The 1994–95 FA Premier League was the third season of the Premier League, the top division of professional football in England.
The 1995–96 FA Premier League was the fourth season of the competition, since its formation in 1992. Due to the decision to reduce the number of clubs in the Premier League from 22 to 20, only two clubs were promoted instead of the usual three, Middlesbrough and Bolton Wanderers.
The 1997–98 FA Premier League was the sixth season of the FA Premier League. It saw Arsenal lift their first league title since 1991 and, in so doing, became only the second team to win 'The Double' for the second time.
The 1998–99 FA Premier League was the seventh season of the Premier League, the top division of English football, since its establishment in 1992. Manchester United won a unique treble of the league title, the FA Cup and the UEFA Champions League. They secured their fifth league championship in seven seasons after losing just three league games all season.
The 1999–2000 FA Premier League was the eighth season of the FA Premier League, and Manchester United secured their sixth Premiership title. Like the previous season, they lost only three league games all season. Unlike in 1998–99 season, they won by a comfortable margin – 18 points as opposed to a single point.
The 1992–93 season was the 113th season of football in England. The season saw the Premier League in its first season, replacing Division One of the Football League as the top league in England. Every team in the Premier League played each other twice within the season, one game away and one at home, and were awarded three points for a win and one for a draw.
The 1988–89 season was the 109th season of competitive football in England.
The 1993–94 season was the 114th season of competitive football in England.
The 1997–98 season was the 118th season of competitive football in England.
The 1979–80 season was the 81st completed season of The Football League.
The 1980–81 season was the 82nd completed season of The Football League.
The 1993–94 season was Manchester United's second season in the Premier League, and their 19th consecutive season in the top division of English football. Manchester United won the Premier League and FA Cup to become only the fourth club in the 20th century to win the Double. Only a 3–1 defeat to Aston Villa in the League Cup Final prevented them from winning a domestic treble.

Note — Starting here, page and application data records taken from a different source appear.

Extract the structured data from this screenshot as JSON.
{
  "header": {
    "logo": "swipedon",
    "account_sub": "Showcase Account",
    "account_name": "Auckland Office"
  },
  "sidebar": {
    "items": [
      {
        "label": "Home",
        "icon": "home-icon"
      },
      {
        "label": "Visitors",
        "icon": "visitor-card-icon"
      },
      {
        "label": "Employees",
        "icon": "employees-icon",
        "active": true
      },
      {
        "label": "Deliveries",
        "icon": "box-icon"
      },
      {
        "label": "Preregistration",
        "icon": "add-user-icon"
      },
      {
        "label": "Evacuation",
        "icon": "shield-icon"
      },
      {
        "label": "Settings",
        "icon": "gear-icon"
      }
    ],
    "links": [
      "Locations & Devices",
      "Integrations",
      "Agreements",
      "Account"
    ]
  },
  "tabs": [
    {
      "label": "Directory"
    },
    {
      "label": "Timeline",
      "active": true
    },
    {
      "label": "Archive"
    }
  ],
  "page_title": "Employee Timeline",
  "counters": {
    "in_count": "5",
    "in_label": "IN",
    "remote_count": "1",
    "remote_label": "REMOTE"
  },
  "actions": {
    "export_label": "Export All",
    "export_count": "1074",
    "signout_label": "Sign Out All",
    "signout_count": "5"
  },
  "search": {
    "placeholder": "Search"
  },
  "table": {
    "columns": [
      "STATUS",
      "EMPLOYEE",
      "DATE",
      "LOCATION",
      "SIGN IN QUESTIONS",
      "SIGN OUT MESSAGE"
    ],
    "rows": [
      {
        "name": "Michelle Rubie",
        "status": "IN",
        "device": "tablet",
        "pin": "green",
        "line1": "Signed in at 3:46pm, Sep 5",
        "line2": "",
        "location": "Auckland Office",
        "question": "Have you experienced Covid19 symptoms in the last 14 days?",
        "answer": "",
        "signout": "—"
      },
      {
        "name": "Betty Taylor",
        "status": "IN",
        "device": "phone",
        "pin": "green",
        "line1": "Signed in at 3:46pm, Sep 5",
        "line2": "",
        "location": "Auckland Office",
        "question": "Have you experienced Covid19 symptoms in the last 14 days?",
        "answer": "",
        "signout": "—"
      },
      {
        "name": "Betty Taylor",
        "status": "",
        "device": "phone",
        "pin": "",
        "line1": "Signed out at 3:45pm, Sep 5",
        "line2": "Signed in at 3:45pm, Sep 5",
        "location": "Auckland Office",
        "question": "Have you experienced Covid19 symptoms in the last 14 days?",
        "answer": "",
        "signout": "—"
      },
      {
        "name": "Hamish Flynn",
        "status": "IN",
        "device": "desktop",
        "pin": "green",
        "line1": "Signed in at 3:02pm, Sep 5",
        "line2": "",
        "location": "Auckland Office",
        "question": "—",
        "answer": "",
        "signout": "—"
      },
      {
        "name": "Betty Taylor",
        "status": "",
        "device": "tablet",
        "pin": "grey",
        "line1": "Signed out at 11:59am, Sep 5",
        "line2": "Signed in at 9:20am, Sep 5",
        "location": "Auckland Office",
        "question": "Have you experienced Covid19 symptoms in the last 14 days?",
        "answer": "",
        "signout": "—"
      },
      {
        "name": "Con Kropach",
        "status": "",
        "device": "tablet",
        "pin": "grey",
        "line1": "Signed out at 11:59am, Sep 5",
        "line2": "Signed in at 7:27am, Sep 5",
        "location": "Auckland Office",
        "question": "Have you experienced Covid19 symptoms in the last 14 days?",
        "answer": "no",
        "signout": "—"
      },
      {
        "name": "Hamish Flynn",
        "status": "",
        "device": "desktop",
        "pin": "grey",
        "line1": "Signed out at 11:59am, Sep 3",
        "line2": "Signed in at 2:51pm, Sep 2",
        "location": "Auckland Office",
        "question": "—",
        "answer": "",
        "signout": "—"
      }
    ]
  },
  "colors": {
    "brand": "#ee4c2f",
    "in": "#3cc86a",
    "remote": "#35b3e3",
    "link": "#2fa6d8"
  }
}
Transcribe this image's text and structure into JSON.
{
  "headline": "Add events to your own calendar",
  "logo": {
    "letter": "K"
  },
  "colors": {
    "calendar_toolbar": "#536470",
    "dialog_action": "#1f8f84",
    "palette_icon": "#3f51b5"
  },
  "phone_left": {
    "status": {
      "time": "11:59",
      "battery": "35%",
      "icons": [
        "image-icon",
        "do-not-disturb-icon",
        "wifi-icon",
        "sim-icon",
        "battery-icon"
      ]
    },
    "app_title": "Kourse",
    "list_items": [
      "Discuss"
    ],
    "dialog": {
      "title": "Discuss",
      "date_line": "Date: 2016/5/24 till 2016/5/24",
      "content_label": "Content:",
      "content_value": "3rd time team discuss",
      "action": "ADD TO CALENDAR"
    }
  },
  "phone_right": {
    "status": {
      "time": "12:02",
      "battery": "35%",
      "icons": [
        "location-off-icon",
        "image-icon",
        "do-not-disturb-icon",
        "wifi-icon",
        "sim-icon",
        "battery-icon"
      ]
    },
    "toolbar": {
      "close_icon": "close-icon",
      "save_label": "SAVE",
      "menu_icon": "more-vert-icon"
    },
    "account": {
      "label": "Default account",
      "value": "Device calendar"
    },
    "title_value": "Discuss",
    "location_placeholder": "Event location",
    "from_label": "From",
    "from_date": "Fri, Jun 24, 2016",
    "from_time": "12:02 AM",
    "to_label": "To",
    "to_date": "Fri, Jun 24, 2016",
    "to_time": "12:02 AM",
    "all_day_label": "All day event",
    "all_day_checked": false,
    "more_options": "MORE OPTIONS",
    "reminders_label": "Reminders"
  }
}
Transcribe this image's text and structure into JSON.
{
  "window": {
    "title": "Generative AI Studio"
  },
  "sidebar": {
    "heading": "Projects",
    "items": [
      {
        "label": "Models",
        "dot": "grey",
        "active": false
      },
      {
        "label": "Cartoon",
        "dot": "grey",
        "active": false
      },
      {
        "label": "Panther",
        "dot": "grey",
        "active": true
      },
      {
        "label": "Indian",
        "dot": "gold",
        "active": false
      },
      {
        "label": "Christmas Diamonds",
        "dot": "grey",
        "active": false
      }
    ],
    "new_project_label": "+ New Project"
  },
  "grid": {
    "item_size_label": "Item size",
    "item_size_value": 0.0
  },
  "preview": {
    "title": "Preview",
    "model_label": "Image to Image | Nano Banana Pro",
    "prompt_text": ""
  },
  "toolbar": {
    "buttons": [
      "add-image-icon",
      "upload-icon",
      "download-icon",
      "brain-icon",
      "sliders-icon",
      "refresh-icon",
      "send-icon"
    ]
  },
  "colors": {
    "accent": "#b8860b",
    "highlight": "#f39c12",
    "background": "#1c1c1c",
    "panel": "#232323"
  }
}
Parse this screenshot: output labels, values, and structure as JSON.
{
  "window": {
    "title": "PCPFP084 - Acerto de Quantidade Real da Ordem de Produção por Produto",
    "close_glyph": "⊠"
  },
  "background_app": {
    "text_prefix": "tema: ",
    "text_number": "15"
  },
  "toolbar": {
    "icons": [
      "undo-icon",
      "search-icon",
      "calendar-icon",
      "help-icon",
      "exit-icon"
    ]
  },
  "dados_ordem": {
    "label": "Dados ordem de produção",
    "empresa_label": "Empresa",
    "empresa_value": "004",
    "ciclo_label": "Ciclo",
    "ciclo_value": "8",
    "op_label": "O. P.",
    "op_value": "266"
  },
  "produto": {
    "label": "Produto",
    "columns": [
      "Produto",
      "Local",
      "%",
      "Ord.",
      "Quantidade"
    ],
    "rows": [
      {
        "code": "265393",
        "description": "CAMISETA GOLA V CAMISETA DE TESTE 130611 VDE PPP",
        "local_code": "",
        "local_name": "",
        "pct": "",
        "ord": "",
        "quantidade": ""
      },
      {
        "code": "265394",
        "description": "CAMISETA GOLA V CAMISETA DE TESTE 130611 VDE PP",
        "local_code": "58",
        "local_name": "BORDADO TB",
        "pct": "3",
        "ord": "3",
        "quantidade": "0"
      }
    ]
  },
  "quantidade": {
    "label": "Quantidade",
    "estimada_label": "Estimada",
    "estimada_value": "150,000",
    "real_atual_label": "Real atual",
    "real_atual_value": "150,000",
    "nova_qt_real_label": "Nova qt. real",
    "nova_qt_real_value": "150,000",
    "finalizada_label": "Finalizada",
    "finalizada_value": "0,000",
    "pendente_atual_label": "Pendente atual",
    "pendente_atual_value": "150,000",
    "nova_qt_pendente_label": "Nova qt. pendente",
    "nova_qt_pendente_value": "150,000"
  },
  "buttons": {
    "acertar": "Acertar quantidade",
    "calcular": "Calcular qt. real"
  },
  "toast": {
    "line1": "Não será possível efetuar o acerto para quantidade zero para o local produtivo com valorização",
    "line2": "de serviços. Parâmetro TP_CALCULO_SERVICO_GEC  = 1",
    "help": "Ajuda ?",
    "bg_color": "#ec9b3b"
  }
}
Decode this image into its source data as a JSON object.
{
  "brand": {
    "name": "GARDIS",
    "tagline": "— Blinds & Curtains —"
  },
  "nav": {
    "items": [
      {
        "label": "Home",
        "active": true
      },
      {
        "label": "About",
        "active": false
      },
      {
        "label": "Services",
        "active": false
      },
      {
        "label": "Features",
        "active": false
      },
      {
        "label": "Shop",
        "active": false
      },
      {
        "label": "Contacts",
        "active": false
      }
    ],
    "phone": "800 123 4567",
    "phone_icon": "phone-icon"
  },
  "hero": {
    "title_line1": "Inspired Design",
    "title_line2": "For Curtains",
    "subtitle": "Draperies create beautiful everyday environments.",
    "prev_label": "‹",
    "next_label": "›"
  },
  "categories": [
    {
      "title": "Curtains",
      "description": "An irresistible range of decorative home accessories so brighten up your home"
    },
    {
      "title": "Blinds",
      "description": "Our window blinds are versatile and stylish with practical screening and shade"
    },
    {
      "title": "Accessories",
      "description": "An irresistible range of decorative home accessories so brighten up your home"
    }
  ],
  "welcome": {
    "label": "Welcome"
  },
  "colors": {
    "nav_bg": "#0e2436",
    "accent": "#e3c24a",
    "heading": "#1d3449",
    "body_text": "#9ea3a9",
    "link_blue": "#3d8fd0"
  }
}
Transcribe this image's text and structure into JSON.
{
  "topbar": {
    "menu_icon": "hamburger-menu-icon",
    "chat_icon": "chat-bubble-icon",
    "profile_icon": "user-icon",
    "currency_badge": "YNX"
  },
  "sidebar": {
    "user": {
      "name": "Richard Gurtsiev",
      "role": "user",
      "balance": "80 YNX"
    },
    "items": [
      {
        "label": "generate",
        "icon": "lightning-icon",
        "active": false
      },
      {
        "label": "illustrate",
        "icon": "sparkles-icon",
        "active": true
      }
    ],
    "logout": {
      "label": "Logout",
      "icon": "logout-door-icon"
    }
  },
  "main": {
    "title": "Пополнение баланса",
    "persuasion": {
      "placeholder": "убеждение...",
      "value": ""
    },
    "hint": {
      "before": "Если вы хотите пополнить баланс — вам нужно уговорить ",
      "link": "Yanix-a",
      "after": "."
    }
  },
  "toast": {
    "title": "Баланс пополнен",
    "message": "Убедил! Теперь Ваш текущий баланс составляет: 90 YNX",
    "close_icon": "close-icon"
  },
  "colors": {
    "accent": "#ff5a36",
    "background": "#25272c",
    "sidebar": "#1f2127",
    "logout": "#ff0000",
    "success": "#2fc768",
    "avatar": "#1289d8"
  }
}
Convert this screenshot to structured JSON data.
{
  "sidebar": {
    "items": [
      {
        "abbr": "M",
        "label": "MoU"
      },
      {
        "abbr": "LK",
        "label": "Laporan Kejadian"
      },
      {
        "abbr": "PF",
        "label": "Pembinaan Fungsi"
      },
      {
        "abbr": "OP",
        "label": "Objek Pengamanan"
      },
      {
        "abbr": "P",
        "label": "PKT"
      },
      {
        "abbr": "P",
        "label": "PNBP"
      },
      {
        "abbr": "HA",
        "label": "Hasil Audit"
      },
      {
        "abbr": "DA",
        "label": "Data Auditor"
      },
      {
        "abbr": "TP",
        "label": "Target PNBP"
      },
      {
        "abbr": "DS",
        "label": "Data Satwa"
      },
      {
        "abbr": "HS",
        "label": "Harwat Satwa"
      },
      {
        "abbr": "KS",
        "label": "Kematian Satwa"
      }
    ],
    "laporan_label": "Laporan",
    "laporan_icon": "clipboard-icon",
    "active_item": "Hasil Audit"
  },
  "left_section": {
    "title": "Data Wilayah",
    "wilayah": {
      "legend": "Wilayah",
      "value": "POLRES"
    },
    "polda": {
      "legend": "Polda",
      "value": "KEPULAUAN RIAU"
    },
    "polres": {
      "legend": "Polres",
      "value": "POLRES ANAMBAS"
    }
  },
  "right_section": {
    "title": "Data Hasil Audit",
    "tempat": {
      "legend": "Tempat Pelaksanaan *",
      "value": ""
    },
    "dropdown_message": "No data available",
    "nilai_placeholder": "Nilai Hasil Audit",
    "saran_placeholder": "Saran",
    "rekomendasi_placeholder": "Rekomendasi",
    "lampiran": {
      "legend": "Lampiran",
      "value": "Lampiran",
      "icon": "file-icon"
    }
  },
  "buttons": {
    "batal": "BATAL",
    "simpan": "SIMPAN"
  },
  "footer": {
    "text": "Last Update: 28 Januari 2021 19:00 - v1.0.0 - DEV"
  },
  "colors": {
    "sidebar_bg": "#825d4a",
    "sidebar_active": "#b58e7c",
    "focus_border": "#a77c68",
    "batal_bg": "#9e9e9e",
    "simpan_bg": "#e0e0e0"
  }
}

During the 1993–94 season, Newcastle United participated in the FA Premier League for this first time.
The 1994–95 season was Blackburn Rovers F.C.'s third season in the Premier League, and their third consecutive season in the top division of English football.
During the 1993–94 English football season, Arsenal F.C. competed in the FA Premier League.
The 1993–94 Southampton F.C. season was the club's second in the Premier League, and their 24th season in the top division of English football. Having narrowly avoided relegation from the newly formed league the previous season, the club were looking to improve their performances in order to remain in the top flight for another year. For the second year in a row, Southampton finished 18th in the league, again just one point above the relegation zone. They also reached the third round of the FA Cup, and the second round of the League Cup.